Donohoe insists he was not lobbied by landlords
Minister for Finance has defended incentives for landlords introduced in Budget 2019
Minister for Finance Paschal Donohoe in advance of delivering Budget 2019 at Government Buildings. “In relation to engagements with my department, I wasn’t lobbied on this in relation to any stakeholder.”
Minister for Finance Paschal Donohoe has insisted he was not lobbied by stakeholders to increase interest relief on mortgages for landlords before introducing the measure in last month’s budget.
The measure in Budget 2019 means landlords will be able to offset 100 per cent of the interest they incur on mortgages or loans linked to rental properties, which is a significant increase on the current rate of 80 per cent.
Members of the Oireachtas finance committee, which was scrutinising the finance Bill on Wednesday, claimed the measure to incentivise landlords to refurbish properties would lead to an increase in evictions.
“Substantial improvements are a basis on which you can evict people and raise rents,” said Solidarity–People Before Profit TD Paul Murphy. “This is inadvertently incentivising evictions.”
Asked to inform the committee as to the lobbyists he engaged with before the budget, Mr Donohoe said: “In relation to engagements with my department, I wasn’t lobbied on this in relation to any stakeholder.”
He rejected the contention that the measures would incentivise evictions and said private landlords were needed to solve the housing crisis.
Sinn Féin finance spokesman Pearse Doherty said the proposal was too radical to be countenanced by “even the Tories”.“It’s crazy stuff,” he said. “Even the Tories across the water are saying the opposite. You’re saying give more incentives to landlords whereas in Britain they are getting rid of mortgage interest relief.
“Landlords who were previously getting mortgage interest relief had to avail of the HAP scheme. At least there was some social good involved. The only social good in this is that landlords will have deeper pockets.”
Fianna Fáil finance spokesman Michael McGrath said the measure was a “modest step” that would help alleviate the crisis.
“When you talk to landlords who have left the market it’s because of the hassle of being a landlord and because it’s loss-making,” he said. “The easiest thing in the world is to vilify landlords.

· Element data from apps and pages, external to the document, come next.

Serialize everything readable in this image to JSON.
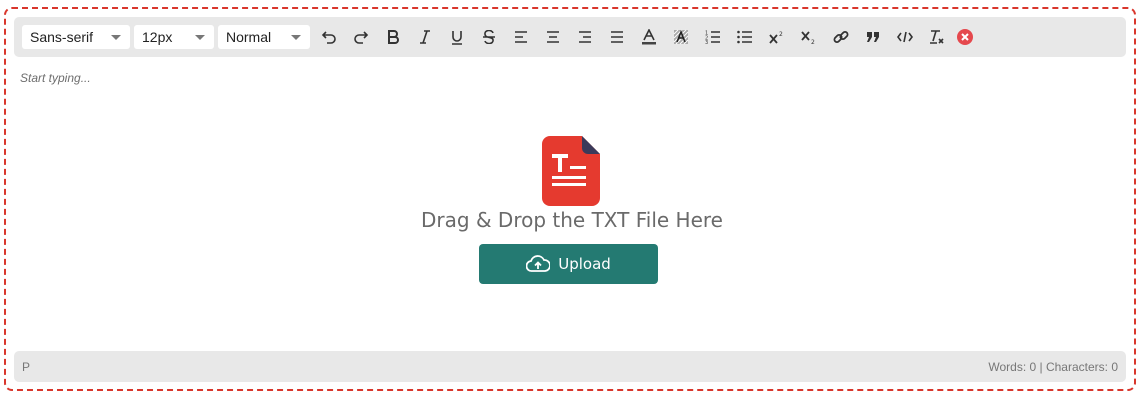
{
  "toolbar": {
    "font_family": "Sans-serif",
    "font_size": "12px",
    "format": "Normal",
    "buttons": [
      "undo",
      "redo",
      "bold",
      "italic",
      "underline",
      "strikethrough",
      "align-left",
      "align-center",
      "align-right",
      "justify",
      "text-color",
      "highlight-color",
      "ordered-list",
      "bullet-list",
      "superscript",
      "subscript",
      "link",
      "blockquote",
      "code",
      "clear-formatting",
      "close"
    ]
  },
  "editor": {
    "placeholder": "Start typing..."
  },
  "dropzone": {
    "text": "Drag & Drop the TXT File Here",
    "upload_label": "Upload",
    "file_icon": "txt-file-icon"
  },
  "status": {
    "path": "P",
    "counts": "Words: 0 | Characters: 0"
  },
  "colors": {
    "accent": "#247a72",
    "border": "#d9362c",
    "close": "#e5484d",
    "file_icon": "#e53a2f"
  }
}
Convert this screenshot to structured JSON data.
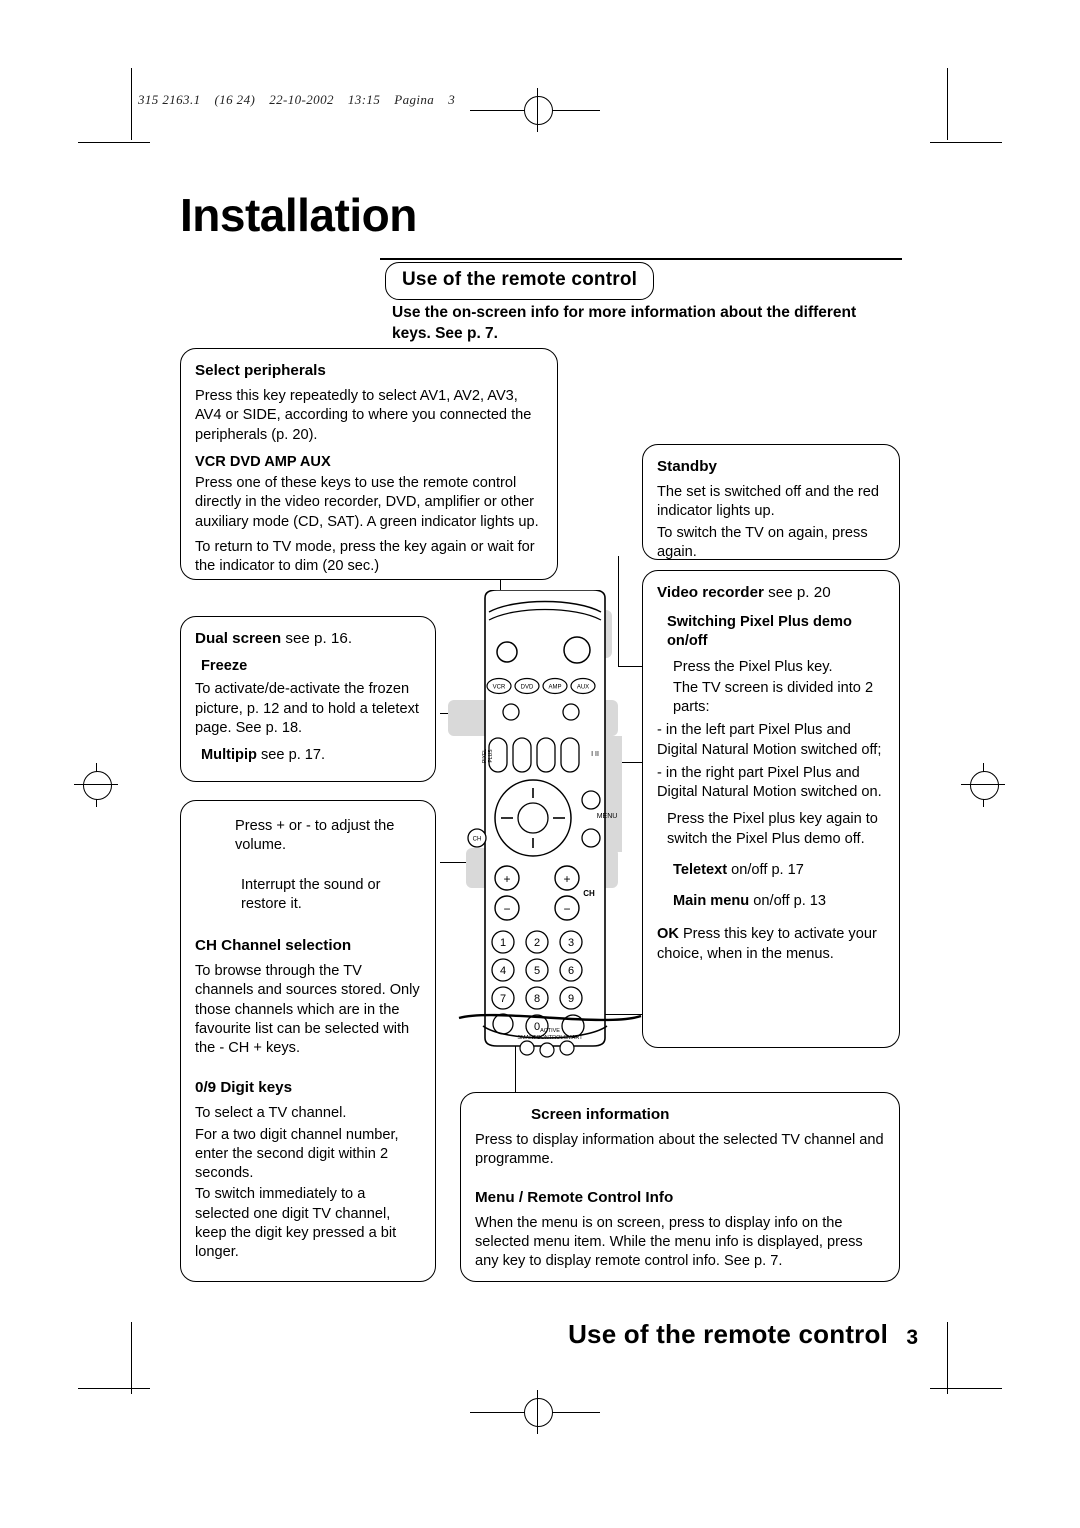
{
  "header": {
    "slug_parts": [
      "315  2163.1",
      "(16  24)",
      "22-10-2002",
      "13:15",
      "Pagina",
      "3"
    ]
  },
  "title": "Installation",
  "section_pill": "Use of the remote control",
  "intro": "Use the on-screen info for more information about the different keys. See p. 7.",
  "boxes": {
    "select_peripherals": {
      "heading": "Select peripherals",
      "p1": "Press this key repeatedly to select AV1, AV2, AV3, AV4 or SIDE, according to where you connected the peripherals (p. 20).",
      "subheading": "VCR  DVD  AMP  AUX",
      "p2": "Press one of these keys to use the remote control directly in the video recorder, DVD, amplifier or other auxiliary mode (CD, SAT). A green indicator lights up.",
      "p3": "To return to TV mode, press the key again or wait for the indicator to dim (20 sec.)"
    },
    "standby": {
      "heading": "Standby",
      "p1": "The set is switched off and the red indicator lights up.",
      "p2": "To switch the TV on again, press again."
    },
    "dual_screen": {
      "heading": "Dual screen",
      "heading_note": "see p. 16.",
      "subheading": "Freeze",
      "p1": "To activate/de-activate the frozen picture, p. 12 and to hold a teletext page. See p. 18.",
      "subheading2": "Multipip",
      "subheading2_note": "see p. 17."
    },
    "volume": {
      "p1": "Press + or - to adjust the volume.",
      "p2": "Interrupt the sound or restore it.",
      "heading": "CH   Channel selection",
      "p3": "To browse through the TV channels and sources stored. Only those channels which are in the favourite list can be selected with the - CH + keys.",
      "heading2": "0/9   Digit keys",
      "p4": "To select a TV channel.",
      "p5": "For a two digit channel number, enter the second digit within 2 seconds.",
      "p6": "To switch immediately to a selected one digit TV channel, keep the digit key pressed a bit longer."
    },
    "video_recorder": {
      "heading": "Video recorder",
      "heading_note": "see p. 20",
      "subheading": "Switching Pixel Plus demo on/off",
      "p1": "Press the Pixel Plus key.",
      "p2": "The TV screen is divided into 2 parts:",
      "p3": "- in the left part Pixel Plus and Digital Natural Motion switched off;",
      "p4": "- in the right part Pixel Plus and Digital Natural Motion switched on.",
      "p5": "Press the Pixel plus key again to switch the Pixel Plus demo off.",
      "teletext": "Teletext",
      "teletext_note": "on/off  p. 17",
      "mainmenu": "Main menu",
      "mainmenu_note": "on/off  p. 13",
      "ok": "OK",
      "ok_note": "Press this key to activate your choice, when in the menus."
    },
    "screen_information": {
      "heading": "Screen information",
      "p1": "Press to display information about the selected TV channel and programme.",
      "subheading": "Menu / Remote Control Info",
      "p2": "When the menu is on screen, press          to display info on the selected menu item. While the menu info is displayed, press any key to display remote control info. See p. 7."
    }
  },
  "remote": {
    "mode_keys": [
      "VCR",
      "DVD",
      "AMP",
      "AUX"
    ],
    "pixel_plus_label": "PIXEL PLUS",
    "menu_label": "MENU",
    "ch_label": "CH",
    "ch_left_label": "CH",
    "digits": [
      "1",
      "2",
      "3",
      "4",
      "5",
      "6",
      "7",
      "8",
      "9",
      "0"
    ],
    "active_label": "ACTIVE",
    "control_label": "SMARTCONTROLSMART"
  },
  "footer": {
    "title": "Use of the remote control",
    "page": "3"
  }
}
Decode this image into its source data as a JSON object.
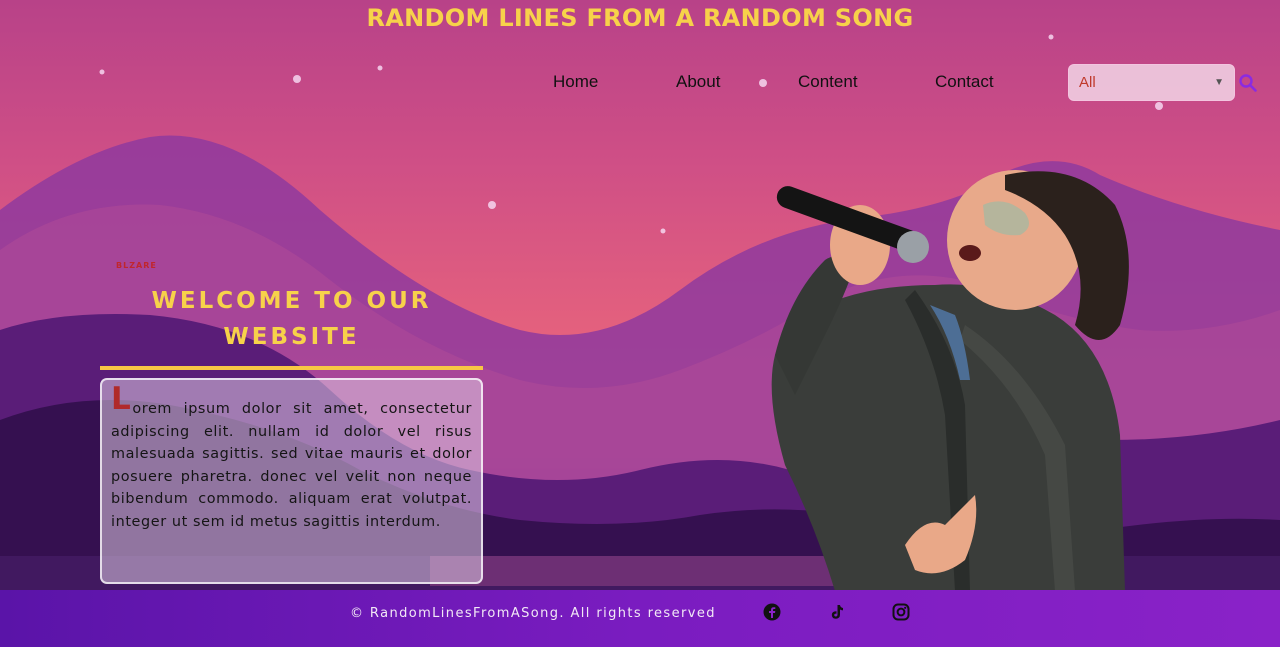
{
  "header": {
    "site_title": "RANDOM LINES FROM A RANDOM SONG"
  },
  "nav": {
    "items": [
      {
        "label": "Home"
      },
      {
        "label": "About"
      },
      {
        "label": "Content"
      },
      {
        "label": "Contact"
      }
    ]
  },
  "search": {
    "filter_selected": "All",
    "icon": "search-icon"
  },
  "hero": {
    "tiny_label": "BLZARE",
    "welcome_title": "WELCOME TO OUR WEBSITE",
    "drop_cap": "L",
    "body_text": "orem ipsum dolor sit amet, consectetur adipiscing elit. nullam id dolor vel risus malesuada sagittis. sed vitae mauris et dolor posuere pharetra. donec vel velit non neque bibendum commodo. aliquam erat volutpat. integer ut sem id metus sagittis interdum."
  },
  "footer": {
    "copyright": "© RandomLinesFromASong. All rights reserved",
    "social": [
      "facebook-icon",
      "tiktok-icon",
      "instagram-icon"
    ]
  },
  "colors": {
    "title_yellow": "#f7d24a",
    "footer_purple": "#7a1cc0",
    "drop_cap_red": "#b02a2a"
  }
}
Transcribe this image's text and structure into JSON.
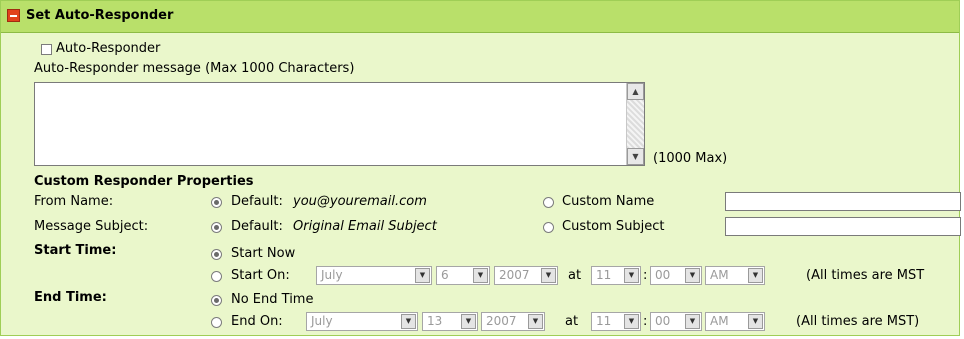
{
  "panel": {
    "title": "Set Auto-Responder",
    "collapse_icon": "minus-icon"
  },
  "auto_responder": {
    "checkbox_label": "Auto-Responder",
    "checked": false,
    "message_label": "Auto-Responder message (Max 1000 Characters)",
    "message_value": "",
    "max_note": "(1000 Max)"
  },
  "properties": {
    "heading": "Custom Responder Properties",
    "from_name": {
      "label": "From Name:",
      "default_prefix": "Default:",
      "default_value": "you@youremail.com",
      "custom_label": "Custom Name",
      "custom_value": ""
    },
    "message_subject": {
      "label": "Message Subject:",
      "default_prefix": "Default:",
      "default_value": "Original Email Subject",
      "custom_label": "Custom Subject",
      "custom_value": ""
    },
    "start_time": {
      "label": "Start Time:",
      "now_label": "Start Now",
      "on_label": "Start On:",
      "month": "July",
      "day": "6",
      "year": "2007",
      "at_label": "at",
      "hour": "11",
      "colon": ":",
      "minute": "00",
      "ampm": "AM",
      "tz_note": "(All times are MST"
    },
    "end_time": {
      "label": "End Time:",
      "none_label": "No End Time",
      "on_label": "End On:",
      "month": "July",
      "day": "13",
      "year": "2007",
      "at_label": "at",
      "hour": "11",
      "colon": ":",
      "minute": "00",
      "ampm": "AM",
      "tz_note": "(All times are MST)"
    }
  }
}
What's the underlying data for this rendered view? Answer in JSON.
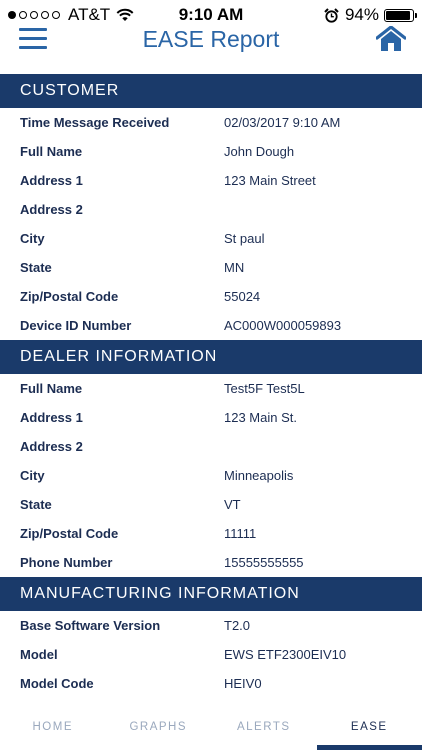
{
  "status_bar": {
    "carrier": "AT&T",
    "time": "9:10 AM",
    "battery_percent": "94%",
    "battery_level": 0.94,
    "signal_bars_filled": 1,
    "signal_bars_total": 5
  },
  "nav": {
    "title": "EASE Report",
    "menu_icon": "hamburger-menu-icon",
    "home_icon": "home-icon"
  },
  "colors": {
    "header_bg": "#1a3a6a",
    "accent": "#2a65a6",
    "text": "#1c2d52",
    "tab_inactive": "#9aa8bd"
  },
  "sections": {
    "customer": {
      "title": "CUSTOMER",
      "rows": [
        {
          "label": "Time Message Received",
          "value": "02/03/2017 9:10 AM"
        },
        {
          "label": "Full Name",
          "value": "John Dough"
        },
        {
          "label": "Address 1",
          "value": "123 Main Street"
        },
        {
          "label": "Address 2",
          "value": ""
        },
        {
          "label": "City",
          "value": "St paul"
        },
        {
          "label": "State",
          "value": "MN"
        },
        {
          "label": "Zip/Postal Code",
          "value": "55024"
        },
        {
          "label": "Device ID Number",
          "value": "AC000W000059893"
        }
      ]
    },
    "dealer": {
      "title": "DEALER INFORMATION",
      "rows": [
        {
          "label": "Full Name",
          "value": "Test5F Test5L"
        },
        {
          "label": "Address 1",
          "value": "123 Main St."
        },
        {
          "label": "Address 2",
          "value": ""
        },
        {
          "label": "City",
          "value": "Minneapolis"
        },
        {
          "label": "State",
          "value": "VT"
        },
        {
          "label": "Zip/Postal Code",
          "value": "11111"
        },
        {
          "label": "Phone Number",
          "value": "15555555555"
        }
      ]
    },
    "manufacturing": {
      "title": "MANUFACTURING INFORMATION",
      "rows": [
        {
          "label": "Base Software Version",
          "value": "T2.0"
        },
        {
          "label": "Model",
          "value": "EWS ETF2300EIV10"
        },
        {
          "label": "Model Code",
          "value": "HEIV0"
        }
      ]
    }
  },
  "tabs": [
    {
      "label": "HOME",
      "active": false
    },
    {
      "label": "GRAPHS",
      "active": false
    },
    {
      "label": "ALERTS",
      "active": false
    },
    {
      "label": "EASE",
      "active": true
    }
  ]
}
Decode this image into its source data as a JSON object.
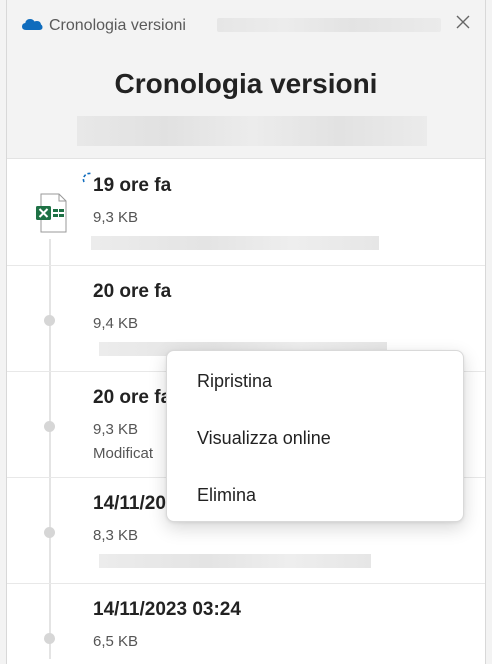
{
  "titlebar": {
    "title": "Cronologia versioni",
    "close_icon": "close-icon",
    "app_icon": "onedrive-cloud-icon"
  },
  "header": {
    "title": "Cronologia versioni"
  },
  "versions": [
    {
      "time": "19 ore fa",
      "size": "9,3 KB",
      "author": "",
      "file_icon": "excel-file-icon"
    },
    {
      "time": "20 ore fa",
      "size": "9,4 KB",
      "author": ""
    },
    {
      "time": "20 ore fa",
      "size": "9,3 KB",
      "author": "Modificat"
    },
    {
      "time": "14/11/20",
      "size": "8,3 KB",
      "author": ""
    },
    {
      "time": "14/11/2023 03:24",
      "size": "6,5 KB",
      "author": ""
    }
  ],
  "context_menu": {
    "items": [
      {
        "label": "Ripristina"
      },
      {
        "label": "Visualizza online"
      },
      {
        "label": "Elimina"
      }
    ]
  },
  "colors": {
    "excel_green": "#1e7145",
    "onedrive_blue": "#0f6cbd",
    "accent_spinner": "#0f6cbd"
  }
}
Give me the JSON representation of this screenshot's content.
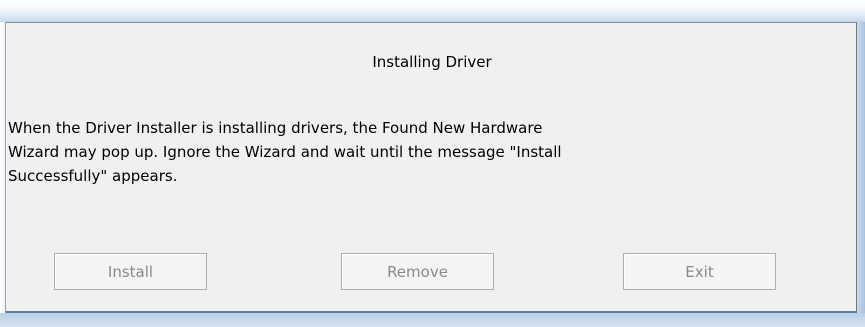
{
  "dialog": {
    "title": "Installing Driver",
    "message_lines": [
      "When the Driver Installer is installing drivers, the Found New Hardware",
      "Wizard may pop up. Ignore the Wizard and wait until the message \"Install",
      "Successfully\" appears."
    ],
    "buttons": {
      "install": "Install",
      "remove": "Remove",
      "exit": "Exit"
    },
    "buttons_enabled": false
  },
  "colors": {
    "dialog_background": "#f0f0f0",
    "disabled_text": "#8a8a8a",
    "frame_accent": "#c6d8ec"
  }
}
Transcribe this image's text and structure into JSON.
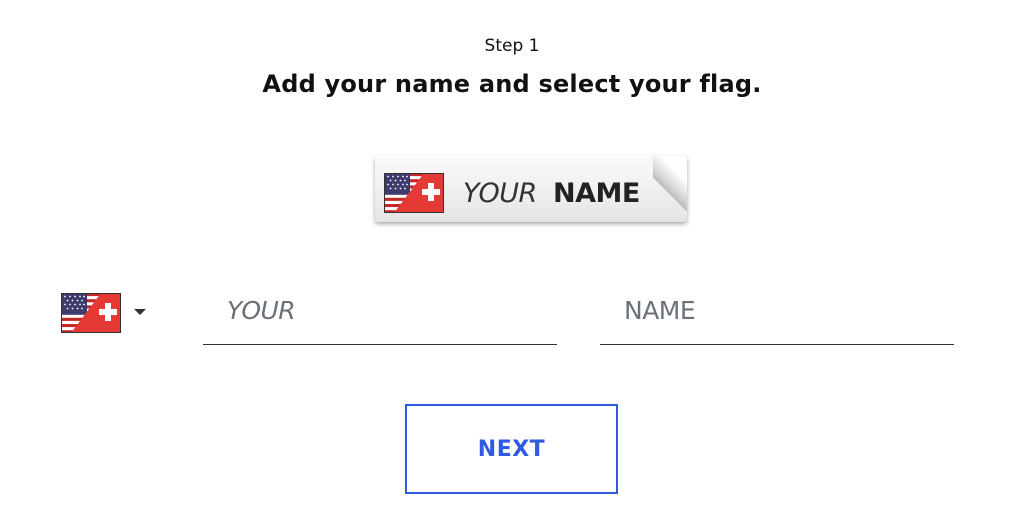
{
  "header": {
    "step": "Step 1",
    "title": "Add your name and select your flag."
  },
  "preview": {
    "first_word": "YOUR",
    "second_word": "NAME",
    "flag_icon": "us-swiss-flag-icon"
  },
  "form": {
    "flag_select": {
      "icon": "us-swiss-flag-icon",
      "caret_icon": "caret-down-icon"
    },
    "first_field": {
      "placeholder": "YOUR",
      "value": ""
    },
    "second_field": {
      "placeholder": "NAME",
      "value": ""
    },
    "next_label": "NEXT"
  },
  "colors": {
    "accent": "#2f5be0",
    "text": "#111111",
    "placeholder": "#6b7178",
    "flag_red": "#e53935",
    "flag_blue": "#3c3b6e"
  }
}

We need landlords to provide supply.”
Mr Donohoe said he accepted his role in the housing crisis as a member of Government. “I acknowledge that rent levels are too high for many families and citizens across the country,” he said. “I want to see them stabilise and be affordable.”